> [WHAT YOU WILL DO]: Calculate how many lines in the following records hold the word "tempus", and report that number without comment.

[Records drawn from a dataset]
..............................

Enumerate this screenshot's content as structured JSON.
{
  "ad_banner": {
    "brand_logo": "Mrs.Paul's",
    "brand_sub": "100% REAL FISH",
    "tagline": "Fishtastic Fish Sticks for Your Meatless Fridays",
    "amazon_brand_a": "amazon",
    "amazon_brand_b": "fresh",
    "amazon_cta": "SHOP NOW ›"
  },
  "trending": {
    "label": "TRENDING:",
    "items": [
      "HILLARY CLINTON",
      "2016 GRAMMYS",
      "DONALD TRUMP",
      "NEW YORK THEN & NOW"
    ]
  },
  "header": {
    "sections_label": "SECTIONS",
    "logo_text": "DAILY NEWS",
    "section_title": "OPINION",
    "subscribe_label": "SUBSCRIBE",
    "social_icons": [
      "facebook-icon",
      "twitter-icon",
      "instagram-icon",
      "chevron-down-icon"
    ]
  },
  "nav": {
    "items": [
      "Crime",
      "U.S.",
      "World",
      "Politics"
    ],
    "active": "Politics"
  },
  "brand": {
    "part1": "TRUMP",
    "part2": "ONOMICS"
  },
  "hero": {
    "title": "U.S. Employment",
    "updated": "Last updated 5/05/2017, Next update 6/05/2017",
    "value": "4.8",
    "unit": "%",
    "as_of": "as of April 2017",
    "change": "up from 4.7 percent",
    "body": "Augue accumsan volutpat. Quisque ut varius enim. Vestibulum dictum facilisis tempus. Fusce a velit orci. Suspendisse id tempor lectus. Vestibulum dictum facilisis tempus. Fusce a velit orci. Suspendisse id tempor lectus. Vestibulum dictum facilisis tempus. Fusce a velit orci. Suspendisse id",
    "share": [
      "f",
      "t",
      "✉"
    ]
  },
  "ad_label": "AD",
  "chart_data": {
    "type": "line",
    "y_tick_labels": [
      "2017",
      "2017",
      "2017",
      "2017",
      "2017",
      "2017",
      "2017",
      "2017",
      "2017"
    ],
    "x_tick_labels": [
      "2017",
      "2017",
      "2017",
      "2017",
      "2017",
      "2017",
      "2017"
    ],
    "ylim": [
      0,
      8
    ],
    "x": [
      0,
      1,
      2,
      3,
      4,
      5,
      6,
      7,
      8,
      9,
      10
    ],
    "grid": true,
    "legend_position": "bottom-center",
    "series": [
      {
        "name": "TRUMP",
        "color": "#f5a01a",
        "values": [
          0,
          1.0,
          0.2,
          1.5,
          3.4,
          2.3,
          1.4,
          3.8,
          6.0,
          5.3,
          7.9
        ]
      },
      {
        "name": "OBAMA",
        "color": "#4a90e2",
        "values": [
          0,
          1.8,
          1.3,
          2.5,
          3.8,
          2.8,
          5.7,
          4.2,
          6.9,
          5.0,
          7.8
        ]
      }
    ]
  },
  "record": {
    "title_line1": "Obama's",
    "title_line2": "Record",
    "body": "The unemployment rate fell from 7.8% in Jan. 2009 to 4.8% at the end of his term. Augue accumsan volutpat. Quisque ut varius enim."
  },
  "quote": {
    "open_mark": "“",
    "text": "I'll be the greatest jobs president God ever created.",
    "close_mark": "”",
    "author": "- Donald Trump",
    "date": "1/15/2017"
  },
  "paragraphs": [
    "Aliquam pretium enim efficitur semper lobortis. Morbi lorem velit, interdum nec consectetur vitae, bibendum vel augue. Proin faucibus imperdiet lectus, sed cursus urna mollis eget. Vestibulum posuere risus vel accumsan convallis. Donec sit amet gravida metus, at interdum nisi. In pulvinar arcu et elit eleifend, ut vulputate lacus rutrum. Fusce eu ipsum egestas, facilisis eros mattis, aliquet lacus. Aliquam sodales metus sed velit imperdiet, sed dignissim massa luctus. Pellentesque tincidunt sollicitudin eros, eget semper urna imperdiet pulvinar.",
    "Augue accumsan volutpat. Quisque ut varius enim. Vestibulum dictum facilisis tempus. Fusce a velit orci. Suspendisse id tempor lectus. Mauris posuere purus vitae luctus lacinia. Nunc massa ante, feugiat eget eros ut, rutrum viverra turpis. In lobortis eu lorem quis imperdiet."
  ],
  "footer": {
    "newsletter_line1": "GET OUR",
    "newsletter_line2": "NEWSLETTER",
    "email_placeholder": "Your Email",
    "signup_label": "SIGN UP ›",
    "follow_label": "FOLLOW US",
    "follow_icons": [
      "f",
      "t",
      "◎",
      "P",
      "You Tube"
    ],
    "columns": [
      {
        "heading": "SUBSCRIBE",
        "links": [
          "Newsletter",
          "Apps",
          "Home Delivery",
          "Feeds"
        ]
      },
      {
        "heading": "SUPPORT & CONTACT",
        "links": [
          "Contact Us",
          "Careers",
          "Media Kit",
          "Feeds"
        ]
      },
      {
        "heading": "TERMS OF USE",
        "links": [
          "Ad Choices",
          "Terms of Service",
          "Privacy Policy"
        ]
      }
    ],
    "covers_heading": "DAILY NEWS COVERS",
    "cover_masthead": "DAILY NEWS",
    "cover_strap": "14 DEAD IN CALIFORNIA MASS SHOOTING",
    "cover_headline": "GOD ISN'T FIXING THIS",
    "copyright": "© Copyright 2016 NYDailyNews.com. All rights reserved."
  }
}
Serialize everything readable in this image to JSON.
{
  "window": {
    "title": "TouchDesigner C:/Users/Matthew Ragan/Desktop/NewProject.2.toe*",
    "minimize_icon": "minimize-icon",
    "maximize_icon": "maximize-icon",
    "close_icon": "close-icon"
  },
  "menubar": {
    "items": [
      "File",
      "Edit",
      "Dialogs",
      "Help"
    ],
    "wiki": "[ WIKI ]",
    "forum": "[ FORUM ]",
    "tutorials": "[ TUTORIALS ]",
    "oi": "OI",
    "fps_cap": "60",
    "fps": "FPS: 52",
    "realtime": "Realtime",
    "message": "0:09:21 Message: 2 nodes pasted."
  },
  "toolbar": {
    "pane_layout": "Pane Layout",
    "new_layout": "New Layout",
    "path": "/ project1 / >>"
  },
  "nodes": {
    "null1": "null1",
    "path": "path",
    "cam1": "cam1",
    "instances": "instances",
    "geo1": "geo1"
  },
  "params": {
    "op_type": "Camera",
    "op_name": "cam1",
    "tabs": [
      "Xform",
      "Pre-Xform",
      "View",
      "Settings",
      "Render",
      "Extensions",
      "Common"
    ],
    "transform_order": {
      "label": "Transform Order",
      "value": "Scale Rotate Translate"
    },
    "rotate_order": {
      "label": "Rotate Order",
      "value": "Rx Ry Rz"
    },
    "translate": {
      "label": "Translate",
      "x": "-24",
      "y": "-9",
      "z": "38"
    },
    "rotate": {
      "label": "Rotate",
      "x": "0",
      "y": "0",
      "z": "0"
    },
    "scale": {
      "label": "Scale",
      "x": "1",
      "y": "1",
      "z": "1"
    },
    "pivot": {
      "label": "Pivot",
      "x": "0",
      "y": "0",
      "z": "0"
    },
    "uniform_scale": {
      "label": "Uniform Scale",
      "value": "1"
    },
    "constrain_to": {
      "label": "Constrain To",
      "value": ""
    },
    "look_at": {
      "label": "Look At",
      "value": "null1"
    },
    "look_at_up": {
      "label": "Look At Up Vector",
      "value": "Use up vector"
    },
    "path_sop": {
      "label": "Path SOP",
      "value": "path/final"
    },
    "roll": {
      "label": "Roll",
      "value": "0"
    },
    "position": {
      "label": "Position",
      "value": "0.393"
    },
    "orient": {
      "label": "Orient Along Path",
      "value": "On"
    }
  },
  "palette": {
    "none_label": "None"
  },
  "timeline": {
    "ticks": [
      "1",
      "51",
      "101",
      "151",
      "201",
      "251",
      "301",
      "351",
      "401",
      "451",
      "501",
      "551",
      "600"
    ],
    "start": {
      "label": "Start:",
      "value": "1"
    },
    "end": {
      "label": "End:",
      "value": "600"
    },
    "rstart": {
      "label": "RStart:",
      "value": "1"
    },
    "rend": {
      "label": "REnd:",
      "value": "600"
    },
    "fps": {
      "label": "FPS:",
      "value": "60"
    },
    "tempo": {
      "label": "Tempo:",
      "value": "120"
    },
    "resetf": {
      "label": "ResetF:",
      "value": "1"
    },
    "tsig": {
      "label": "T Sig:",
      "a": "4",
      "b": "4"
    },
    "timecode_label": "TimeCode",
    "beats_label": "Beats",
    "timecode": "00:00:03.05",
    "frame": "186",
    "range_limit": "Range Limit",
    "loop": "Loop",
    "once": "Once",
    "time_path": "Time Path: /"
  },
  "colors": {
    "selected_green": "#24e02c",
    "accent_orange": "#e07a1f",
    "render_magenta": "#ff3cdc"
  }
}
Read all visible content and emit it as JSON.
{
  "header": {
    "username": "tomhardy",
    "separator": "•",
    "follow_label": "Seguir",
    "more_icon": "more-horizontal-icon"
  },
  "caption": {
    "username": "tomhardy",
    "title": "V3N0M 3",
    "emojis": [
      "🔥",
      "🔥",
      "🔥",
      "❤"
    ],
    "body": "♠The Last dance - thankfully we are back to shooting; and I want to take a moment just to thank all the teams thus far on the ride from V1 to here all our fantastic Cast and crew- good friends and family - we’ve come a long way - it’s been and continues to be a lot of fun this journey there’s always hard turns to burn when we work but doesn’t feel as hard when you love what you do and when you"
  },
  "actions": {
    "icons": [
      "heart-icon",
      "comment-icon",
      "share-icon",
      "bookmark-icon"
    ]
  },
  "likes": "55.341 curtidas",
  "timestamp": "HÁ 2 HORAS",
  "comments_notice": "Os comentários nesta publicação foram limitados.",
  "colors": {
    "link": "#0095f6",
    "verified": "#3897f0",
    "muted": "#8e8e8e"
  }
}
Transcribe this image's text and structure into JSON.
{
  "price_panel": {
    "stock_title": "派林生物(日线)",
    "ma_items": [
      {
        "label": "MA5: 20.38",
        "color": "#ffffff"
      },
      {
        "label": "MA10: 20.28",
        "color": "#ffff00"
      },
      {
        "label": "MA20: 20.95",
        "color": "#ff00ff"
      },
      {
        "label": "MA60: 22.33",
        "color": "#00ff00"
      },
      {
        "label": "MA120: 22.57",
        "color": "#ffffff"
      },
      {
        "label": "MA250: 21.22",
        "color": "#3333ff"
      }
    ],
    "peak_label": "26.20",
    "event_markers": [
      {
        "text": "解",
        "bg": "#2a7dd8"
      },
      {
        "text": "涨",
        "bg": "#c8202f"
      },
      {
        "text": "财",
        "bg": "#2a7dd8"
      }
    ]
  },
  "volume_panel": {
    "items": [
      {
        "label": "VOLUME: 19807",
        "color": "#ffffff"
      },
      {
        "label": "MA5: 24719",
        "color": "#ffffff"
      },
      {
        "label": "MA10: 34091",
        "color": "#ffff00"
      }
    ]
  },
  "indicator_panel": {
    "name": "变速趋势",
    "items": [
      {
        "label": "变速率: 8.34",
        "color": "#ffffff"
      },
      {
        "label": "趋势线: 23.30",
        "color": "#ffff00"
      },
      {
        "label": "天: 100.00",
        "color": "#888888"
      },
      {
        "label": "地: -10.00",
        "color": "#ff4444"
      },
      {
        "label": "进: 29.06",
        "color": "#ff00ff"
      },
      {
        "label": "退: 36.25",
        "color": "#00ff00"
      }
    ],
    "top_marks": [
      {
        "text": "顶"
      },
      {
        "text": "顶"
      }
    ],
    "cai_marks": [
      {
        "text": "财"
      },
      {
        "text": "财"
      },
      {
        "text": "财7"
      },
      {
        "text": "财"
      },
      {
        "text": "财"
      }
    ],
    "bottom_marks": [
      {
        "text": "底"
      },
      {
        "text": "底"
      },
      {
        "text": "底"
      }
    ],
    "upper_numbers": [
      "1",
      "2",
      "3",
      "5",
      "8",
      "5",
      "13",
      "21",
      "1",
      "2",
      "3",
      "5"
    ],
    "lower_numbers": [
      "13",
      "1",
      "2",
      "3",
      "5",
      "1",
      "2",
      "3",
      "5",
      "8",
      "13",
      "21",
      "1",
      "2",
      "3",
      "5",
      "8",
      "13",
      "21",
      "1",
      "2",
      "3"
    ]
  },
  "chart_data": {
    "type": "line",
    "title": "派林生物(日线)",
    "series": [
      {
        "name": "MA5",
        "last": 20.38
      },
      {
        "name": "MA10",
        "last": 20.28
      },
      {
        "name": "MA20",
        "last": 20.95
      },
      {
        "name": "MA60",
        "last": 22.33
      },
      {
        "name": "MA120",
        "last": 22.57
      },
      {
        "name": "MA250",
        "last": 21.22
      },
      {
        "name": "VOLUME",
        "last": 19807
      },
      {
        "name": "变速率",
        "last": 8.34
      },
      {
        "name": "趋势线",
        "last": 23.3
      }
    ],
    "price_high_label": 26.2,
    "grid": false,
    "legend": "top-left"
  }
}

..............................

> [ANSWER]: 2